A PLAN TO RESPOND: Policy interventions can address poverty and inequality
∙ Raise the minimum wage to lift nearly one million people out of poverty.
∙ Invest in early-childhood education, which is proven to have significant beneficial effects on long-term educational attainment and earnings.
∙ Enhance the Earned Income Tax Credit to raise the incomes of working poor families.
∙ Support economic and racial integration in neighborhoods and schools.
∙ Ensure that mortgages remain broadly accessible, especially for communities of color that have experienced historical discrimination in lending.
∙ Adjust capital gains tax rates so that they are commensurate with income tax rates.
∙ Shift savings incentives from tax deductions that disproportionately benefit the wealthy into refundable tax credits that provide more equal benefits across income categories.
The Path to a Fair and Inclusive Society: Policies that Address Rising Inequality
Source: Webcast, September 10, 2014
… Now the recent book Capital in the Twenty-First Century by French economist Thomas Piketty has triggered increased media attention to the situation. It is a heavy book both in the number of pages, over 600, and in terms of the subject.
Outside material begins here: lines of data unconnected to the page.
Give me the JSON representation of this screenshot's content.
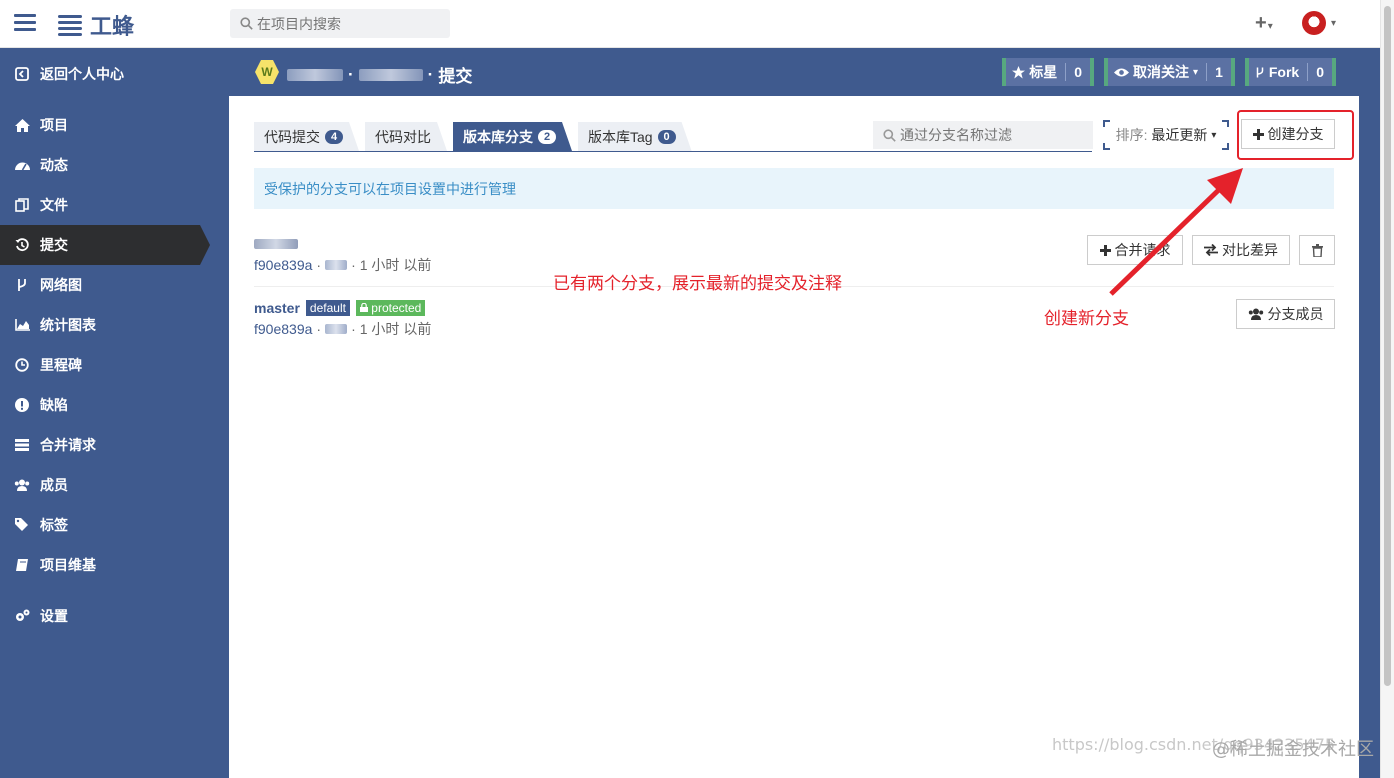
{
  "topbar": {
    "logo_text": "工蜂",
    "search_placeholder": "在项目内搜索",
    "plus_label": "+",
    "caret": "▾"
  },
  "sidebar": {
    "items": [
      {
        "label": "返回个人中心",
        "icon": "exit-icon"
      },
      {
        "label": "项目",
        "icon": "home-icon"
      },
      {
        "label": "动态",
        "icon": "dashboard-icon"
      },
      {
        "label": "文件",
        "icon": "files-icon"
      },
      {
        "label": "提交",
        "icon": "history-icon",
        "active": true
      },
      {
        "label": "网络图",
        "icon": "fork-icon"
      },
      {
        "label": "统计图表",
        "icon": "area-chart-icon"
      },
      {
        "label": "里程碑",
        "icon": "clock-icon"
      },
      {
        "label": "缺陷",
        "icon": "exclamation-icon"
      },
      {
        "label": "合并请求",
        "icon": "list-icon"
      },
      {
        "label": "成员",
        "icon": "users-icon"
      },
      {
        "label": "标签",
        "icon": "tags-icon"
      },
      {
        "label": "项目维基",
        "icon": "book-icon"
      },
      {
        "label": "设置",
        "icon": "cogs-icon"
      }
    ]
  },
  "header": {
    "project_avatar_letter": "W",
    "crumb_last": "提交",
    "crumb_sep": "·",
    "star_label": "标星",
    "star_count": "0",
    "watch_label": "取消关注",
    "watch_count": "1",
    "fork_label": "Fork",
    "fork_count": "0"
  },
  "tabs": [
    {
      "label": "代码提交",
      "badge": "4"
    },
    {
      "label": "代码对比",
      "badge": ""
    },
    {
      "label": "版本库分支",
      "badge": "2",
      "active": true
    },
    {
      "label": "版本库Tag",
      "badge": "0"
    }
  ],
  "toolbar": {
    "filter_placeholder": "通过分支名称过滤",
    "sort_prefix": "排序:",
    "sort_value": "最近更新",
    "create_label": "创建分支"
  },
  "notice": "受保护的分支可以在项目设置中进行管理",
  "branches": [
    {
      "name": "",
      "hash": "f90e839a",
      "time": "1 小时 以前",
      "merge_label": "合并请求",
      "compare_label": "对比差异"
    },
    {
      "name": "master",
      "tag_default": "default",
      "tag_protected": "protected",
      "hash": "f90e839a",
      "time": "1 小时 以前",
      "members_label": "分支成员"
    }
  ],
  "annotations": {
    "branches_note": "已有两个分支，展示最新的提交及注释",
    "create_note": "创建新分支"
  },
  "watermark": {
    "url": "https://blog.csdn.net/qq934235475",
    "site": "@稀土掘金技术社区"
  },
  "colors": {
    "brand": "#3f5a8e",
    "accent_green": "#57a87f",
    "annotation_red": "#e4222b",
    "notice_bg": "#e8f4fb"
  }
}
It is not bedtime reading as his argument is disturbing. … My purpose in this editorial is to highlight key points for specialists in compensation management. I believe everyone who works in compensation should be aware of his conclusions. … A thread that runs through the book is how equality/inequality changed through the last century. His primary measure of inequality is the percentage of national total income going to the top decile—that is the top 10% of earners. While the United States is discussed in more depth than other countries, he tracks the trends in several countries, and the patterns are strikingly similar…
…Although Piketty does not discuss it, since 1980 there has been a significant shift in the occupational structure of the U.S. workforce and a decline of unionization. The prominent economist Joseph Stiglitz contends, “Strong unions have helped to reduce inequality, whereas weaker unions have made it easier for CEOs, sometimes working with market forces that they have helped shape, to increase it.” The strongest unions now are in the public sector where there is a convergence of lower level pay levels with the highest salaries, with the latter held down by political pressure….
…A central point of his argument is the “rise of the supermanager”—the “explosion of very high salaries.” His data show that trend dates to 1980 and is evident in the United States, Britain, Canada and Australia— although the United States is more extreme…. But it is no doubt true that executive pay and Piketty’s argument would not be a cause for concern if the compensation of the other 90% had kept pace as it did for roughly three decades after World War II…
∙ At extreme levels, income inequality can harm sustained economic growth over long periods. The U.S. is approaching that threshold.
∙ Standard & Poor’s sees extreme income inequality as a drag on long-run economic growth. We’ve reduced our 10-year U.S. growth forecast to a 2.5% rate. We expected 2.8% five years ago.
∙ With wages of a college graduate double that of a high school graduate, increasing educational attainment is an effective way to bring income inequality back to healthy levels.
∙ It also helps the U.S economy. Over the next five years, if the American workforce completed just one more year of school, the resulting productivity gains could add about $525 billion, or 2.4%, to the level of GDP, relative to the baseline.
∙ A cautious approach to reducing inequality would benefit the economy, but extreme policy measures could backfire.